Jack Skellington kidnapped Sandy Claws so he can replace him on Christmas! The monsters of Halloween Town are helping Jack make toys for all the children.
One of these toys is a special kind of gyroscopic exercise tool. It consists of balls that levitate around the center of the toy. To play with it, a child chooses some axis passing through the center and begins to rotate all the balls around it simultaneously. The effort needed to perform the exercise is proportional to the sum of squared distances from every ball to the chosen axis. If the needed effort for this axis is not less than for any other one, we call it The Axis of Awesome. Now Jack wants to improve these gyroscopic toys by adding zero or more balls to each toy so that every possible axis of play was an Axis of Awesome.
You are given the blueprints for gyroscopic toys, where each toy is described as a set of three-dimensional coordinates denoting the locations of the toy's balls. For each toy, find the the minimum number of balls Jack must add so that any possible axis would be called Axis of Awesome.

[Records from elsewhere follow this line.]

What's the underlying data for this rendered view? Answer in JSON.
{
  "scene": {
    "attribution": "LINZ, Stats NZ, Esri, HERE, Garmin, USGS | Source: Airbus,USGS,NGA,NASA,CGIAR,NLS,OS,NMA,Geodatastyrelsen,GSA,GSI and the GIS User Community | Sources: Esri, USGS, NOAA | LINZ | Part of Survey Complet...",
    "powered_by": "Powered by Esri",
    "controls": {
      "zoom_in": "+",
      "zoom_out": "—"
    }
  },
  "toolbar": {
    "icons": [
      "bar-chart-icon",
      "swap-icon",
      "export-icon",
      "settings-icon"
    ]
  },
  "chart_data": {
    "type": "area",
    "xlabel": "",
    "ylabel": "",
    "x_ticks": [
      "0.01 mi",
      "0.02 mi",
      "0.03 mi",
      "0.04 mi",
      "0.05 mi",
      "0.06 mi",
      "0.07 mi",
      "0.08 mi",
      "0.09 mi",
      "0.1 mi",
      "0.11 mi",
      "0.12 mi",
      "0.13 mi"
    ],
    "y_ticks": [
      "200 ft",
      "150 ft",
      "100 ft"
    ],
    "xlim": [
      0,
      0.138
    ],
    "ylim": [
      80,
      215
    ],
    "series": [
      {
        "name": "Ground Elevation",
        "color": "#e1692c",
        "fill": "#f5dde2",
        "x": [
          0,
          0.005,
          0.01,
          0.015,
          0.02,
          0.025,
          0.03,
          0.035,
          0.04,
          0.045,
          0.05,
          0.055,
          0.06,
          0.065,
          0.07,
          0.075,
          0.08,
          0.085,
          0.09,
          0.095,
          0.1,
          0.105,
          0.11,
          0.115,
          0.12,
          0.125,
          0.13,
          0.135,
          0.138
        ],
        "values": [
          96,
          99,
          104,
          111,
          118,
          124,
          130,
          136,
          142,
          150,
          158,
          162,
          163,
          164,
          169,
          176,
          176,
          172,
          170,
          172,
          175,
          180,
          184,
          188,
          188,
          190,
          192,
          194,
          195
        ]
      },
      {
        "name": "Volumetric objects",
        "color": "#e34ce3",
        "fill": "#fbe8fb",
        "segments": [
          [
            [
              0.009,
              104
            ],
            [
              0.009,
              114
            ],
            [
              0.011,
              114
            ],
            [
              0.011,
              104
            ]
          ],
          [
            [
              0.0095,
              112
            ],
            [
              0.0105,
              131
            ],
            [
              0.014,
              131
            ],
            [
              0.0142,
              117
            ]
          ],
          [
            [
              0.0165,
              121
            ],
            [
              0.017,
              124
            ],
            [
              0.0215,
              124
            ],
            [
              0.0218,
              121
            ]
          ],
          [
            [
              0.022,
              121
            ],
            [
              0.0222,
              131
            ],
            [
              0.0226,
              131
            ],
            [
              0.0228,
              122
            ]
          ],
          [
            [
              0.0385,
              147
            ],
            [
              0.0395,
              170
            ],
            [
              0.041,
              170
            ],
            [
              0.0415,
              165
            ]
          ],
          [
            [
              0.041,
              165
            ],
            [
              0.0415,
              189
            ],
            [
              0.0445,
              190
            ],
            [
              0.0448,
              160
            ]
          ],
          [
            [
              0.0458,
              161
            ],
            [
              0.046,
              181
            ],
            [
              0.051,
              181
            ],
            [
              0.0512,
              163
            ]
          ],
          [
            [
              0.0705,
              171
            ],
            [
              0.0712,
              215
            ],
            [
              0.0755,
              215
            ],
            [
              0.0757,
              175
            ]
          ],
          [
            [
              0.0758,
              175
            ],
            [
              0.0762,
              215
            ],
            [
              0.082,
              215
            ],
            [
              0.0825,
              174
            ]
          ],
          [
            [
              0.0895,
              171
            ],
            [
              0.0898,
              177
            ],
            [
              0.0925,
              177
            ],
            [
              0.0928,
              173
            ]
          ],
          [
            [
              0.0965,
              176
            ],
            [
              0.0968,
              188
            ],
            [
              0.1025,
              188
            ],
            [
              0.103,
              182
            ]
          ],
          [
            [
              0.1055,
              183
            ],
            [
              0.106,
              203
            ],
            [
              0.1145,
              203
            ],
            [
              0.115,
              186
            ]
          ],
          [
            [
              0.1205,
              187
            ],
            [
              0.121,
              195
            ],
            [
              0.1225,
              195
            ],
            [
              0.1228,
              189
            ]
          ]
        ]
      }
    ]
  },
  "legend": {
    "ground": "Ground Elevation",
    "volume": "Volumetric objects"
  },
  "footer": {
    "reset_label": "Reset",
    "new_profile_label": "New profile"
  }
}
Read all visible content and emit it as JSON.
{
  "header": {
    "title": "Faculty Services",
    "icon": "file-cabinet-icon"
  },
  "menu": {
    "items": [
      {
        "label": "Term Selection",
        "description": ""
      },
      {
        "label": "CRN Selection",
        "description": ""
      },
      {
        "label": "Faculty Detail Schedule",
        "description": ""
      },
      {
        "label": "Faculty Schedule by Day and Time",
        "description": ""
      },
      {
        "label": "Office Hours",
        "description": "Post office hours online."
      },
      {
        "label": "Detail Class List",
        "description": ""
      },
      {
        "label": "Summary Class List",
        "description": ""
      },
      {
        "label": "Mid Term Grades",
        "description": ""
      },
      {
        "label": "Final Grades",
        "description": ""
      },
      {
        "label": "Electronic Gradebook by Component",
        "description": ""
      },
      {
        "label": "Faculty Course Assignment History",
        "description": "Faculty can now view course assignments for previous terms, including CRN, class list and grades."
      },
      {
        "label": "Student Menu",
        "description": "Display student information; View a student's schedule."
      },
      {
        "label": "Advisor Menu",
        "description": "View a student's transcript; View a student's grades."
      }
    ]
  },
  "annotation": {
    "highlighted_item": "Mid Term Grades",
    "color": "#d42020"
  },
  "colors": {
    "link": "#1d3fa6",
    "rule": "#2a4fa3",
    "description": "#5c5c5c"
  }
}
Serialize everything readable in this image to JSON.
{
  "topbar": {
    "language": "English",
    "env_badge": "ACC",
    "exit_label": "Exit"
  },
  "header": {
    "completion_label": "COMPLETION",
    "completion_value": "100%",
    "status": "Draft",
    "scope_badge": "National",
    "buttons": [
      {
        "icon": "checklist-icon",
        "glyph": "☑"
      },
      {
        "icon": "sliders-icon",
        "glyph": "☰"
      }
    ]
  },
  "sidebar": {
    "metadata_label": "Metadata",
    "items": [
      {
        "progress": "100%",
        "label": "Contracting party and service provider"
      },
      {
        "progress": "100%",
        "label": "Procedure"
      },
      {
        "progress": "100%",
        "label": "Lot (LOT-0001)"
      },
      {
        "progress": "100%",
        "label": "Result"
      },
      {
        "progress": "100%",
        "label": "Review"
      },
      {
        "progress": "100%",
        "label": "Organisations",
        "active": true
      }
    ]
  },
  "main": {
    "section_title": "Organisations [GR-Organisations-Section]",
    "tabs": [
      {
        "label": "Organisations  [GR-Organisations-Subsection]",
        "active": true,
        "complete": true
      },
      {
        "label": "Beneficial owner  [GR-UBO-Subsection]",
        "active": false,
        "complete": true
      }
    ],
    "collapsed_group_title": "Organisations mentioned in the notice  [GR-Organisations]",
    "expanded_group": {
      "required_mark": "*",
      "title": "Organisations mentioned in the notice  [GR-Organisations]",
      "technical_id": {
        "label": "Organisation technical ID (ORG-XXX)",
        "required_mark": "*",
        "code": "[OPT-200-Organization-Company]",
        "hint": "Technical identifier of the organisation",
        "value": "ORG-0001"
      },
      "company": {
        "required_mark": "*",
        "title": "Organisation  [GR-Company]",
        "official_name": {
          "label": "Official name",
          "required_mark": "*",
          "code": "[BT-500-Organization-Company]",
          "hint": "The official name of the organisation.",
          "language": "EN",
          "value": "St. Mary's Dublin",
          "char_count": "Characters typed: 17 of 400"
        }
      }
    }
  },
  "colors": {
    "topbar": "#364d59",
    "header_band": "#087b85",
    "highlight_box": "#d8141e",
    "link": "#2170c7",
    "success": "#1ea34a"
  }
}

If no amount of additional balls makes this possible, print -1 instead.
Note: The center of each toy is always located at point .
The first line contains an integer, , denoting the number of gyroscopic toys. The subsequent lines describe each toy in the following format:
The first line contains an integer, , denoting the number of balls in the toy.
Each of the subsequent lines contain space-separated integers describing the respective , , and coordinates of one of the toy's balls.
Different balls may have the same coordinates.
For each toy, print a single integer on a new line denoting the minimum number of balls Jack must add to the toy so that the effort to play with it is always maximal; if this is not possible, print -1 instead.
Sample Input 0
210 0 021 0 00 1 0
Sample Output 0
Jack wants to improve the following toys:
For the first toy, you don't need to add any balls because the effort is always and doesn't depend on the chosen axis. Because we didn't need to add any balls, we print on a new line.
For the second toy, we can add a ball at point so that the total squared distance from the updated set of balls to any axis is equal to :
Because we only needed to add one ball, we print on a new line.